Goal of the exercise:
The records follow. Filter them to the lines that hold "true".

The input:

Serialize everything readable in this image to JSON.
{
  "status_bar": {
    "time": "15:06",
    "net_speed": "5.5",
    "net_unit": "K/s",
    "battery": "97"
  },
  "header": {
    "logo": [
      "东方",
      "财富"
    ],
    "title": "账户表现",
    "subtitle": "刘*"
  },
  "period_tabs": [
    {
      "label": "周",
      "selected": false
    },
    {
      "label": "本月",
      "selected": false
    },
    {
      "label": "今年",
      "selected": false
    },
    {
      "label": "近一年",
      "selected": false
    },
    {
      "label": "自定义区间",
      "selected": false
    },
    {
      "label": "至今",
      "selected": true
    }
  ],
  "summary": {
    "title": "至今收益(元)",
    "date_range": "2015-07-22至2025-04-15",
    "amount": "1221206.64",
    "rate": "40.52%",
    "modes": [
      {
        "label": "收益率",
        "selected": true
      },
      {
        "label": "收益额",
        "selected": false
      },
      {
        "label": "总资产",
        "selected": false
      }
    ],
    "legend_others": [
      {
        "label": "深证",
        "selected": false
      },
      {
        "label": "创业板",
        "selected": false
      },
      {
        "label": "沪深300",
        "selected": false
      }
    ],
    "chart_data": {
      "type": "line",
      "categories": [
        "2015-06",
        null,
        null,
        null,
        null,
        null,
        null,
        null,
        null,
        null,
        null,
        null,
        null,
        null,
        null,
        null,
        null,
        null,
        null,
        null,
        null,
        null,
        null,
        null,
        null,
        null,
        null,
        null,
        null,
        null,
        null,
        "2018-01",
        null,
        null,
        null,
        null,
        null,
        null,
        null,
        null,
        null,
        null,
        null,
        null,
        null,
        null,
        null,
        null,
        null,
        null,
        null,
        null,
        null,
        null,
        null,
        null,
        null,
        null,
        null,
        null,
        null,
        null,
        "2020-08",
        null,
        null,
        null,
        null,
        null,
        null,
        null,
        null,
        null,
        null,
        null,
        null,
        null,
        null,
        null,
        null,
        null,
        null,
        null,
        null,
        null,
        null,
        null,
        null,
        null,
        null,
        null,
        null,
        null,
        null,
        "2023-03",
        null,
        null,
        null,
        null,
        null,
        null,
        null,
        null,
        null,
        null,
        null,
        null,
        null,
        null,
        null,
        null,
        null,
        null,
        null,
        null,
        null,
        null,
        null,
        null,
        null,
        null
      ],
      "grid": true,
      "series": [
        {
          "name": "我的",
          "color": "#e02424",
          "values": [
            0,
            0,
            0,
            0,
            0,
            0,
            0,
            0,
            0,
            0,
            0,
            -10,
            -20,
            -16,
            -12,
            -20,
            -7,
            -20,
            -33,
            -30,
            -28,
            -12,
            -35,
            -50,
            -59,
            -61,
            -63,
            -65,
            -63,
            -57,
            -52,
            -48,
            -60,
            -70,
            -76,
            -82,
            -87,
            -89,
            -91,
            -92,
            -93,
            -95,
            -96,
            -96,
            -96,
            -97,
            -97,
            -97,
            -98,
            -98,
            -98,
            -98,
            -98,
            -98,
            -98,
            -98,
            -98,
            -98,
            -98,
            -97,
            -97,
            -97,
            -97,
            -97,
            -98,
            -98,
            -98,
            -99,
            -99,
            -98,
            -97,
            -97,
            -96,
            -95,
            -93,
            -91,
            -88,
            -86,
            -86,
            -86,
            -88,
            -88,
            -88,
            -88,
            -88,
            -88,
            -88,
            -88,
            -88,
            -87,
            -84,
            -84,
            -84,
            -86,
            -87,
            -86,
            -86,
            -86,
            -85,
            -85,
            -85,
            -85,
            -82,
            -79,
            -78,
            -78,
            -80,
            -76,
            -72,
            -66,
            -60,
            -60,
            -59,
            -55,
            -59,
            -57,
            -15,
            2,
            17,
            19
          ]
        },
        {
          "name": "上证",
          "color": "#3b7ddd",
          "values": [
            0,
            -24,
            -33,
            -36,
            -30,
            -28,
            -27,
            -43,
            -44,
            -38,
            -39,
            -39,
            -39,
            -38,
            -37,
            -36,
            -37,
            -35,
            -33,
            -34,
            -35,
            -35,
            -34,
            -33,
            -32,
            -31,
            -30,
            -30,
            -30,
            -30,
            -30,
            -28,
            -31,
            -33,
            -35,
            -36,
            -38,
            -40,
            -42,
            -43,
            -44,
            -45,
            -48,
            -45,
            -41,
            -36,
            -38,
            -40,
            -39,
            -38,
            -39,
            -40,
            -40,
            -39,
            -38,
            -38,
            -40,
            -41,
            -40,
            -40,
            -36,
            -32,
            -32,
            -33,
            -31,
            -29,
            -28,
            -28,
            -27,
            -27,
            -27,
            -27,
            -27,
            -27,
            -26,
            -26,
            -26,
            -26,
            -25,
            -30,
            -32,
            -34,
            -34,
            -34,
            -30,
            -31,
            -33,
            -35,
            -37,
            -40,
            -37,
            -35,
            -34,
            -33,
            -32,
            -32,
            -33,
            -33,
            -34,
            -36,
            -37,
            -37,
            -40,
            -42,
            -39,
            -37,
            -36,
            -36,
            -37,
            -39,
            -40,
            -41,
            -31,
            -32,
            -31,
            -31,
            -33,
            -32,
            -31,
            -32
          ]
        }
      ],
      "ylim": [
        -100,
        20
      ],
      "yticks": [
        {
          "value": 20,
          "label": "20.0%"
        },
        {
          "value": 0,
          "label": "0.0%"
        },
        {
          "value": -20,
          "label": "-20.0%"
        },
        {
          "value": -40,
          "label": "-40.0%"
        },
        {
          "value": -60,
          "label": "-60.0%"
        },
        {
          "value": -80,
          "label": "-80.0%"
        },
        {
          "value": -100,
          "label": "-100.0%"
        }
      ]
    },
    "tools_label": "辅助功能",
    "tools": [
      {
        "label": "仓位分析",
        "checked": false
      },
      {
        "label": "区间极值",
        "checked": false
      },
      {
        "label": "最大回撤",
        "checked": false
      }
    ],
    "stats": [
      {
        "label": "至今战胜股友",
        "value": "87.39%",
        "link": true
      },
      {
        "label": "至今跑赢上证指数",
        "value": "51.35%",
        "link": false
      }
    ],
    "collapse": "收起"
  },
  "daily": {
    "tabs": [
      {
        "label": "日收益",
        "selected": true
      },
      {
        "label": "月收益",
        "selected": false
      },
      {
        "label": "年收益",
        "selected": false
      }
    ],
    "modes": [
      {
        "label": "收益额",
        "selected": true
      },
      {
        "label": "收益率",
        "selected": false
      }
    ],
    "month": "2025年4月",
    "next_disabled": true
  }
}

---

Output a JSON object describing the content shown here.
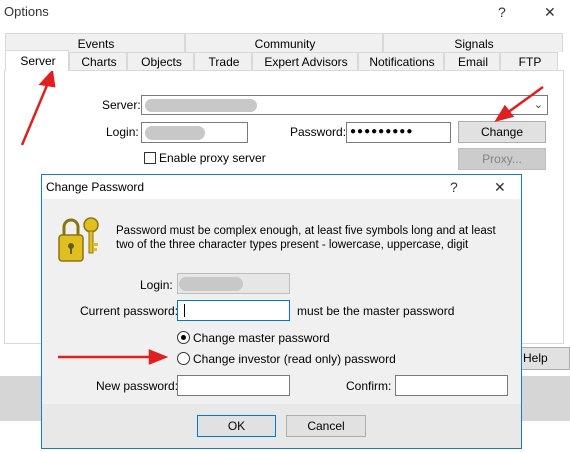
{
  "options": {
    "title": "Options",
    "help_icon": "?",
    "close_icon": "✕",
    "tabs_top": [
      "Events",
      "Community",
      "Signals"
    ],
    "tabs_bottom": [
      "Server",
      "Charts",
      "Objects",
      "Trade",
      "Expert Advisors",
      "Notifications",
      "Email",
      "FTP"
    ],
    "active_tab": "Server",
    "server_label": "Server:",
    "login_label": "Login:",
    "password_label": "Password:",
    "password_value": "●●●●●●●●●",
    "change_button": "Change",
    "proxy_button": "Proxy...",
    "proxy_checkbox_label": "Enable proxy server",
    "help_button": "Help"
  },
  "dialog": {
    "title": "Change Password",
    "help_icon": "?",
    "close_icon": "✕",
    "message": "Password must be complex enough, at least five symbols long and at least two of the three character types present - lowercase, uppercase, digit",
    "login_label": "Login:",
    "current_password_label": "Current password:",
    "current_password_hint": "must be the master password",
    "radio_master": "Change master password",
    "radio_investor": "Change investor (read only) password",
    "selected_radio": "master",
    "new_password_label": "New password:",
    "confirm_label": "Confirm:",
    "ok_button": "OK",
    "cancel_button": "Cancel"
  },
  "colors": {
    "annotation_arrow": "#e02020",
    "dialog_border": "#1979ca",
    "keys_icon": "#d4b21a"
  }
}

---

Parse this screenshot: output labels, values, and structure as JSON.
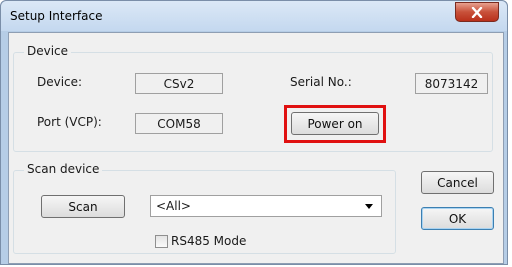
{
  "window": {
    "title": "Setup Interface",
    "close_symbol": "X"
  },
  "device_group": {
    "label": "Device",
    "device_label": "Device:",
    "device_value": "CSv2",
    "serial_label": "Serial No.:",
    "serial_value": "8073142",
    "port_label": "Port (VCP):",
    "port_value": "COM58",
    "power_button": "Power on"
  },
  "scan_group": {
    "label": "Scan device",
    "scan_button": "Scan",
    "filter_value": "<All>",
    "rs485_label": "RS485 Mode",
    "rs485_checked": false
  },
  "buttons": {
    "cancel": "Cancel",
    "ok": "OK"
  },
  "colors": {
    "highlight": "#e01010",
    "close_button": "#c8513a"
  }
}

Exercise solution:
      "selected": true
        "selected": true
      "grid": true,
        "link": true
        "selected": true
        "selected": true
    "next_disabled": true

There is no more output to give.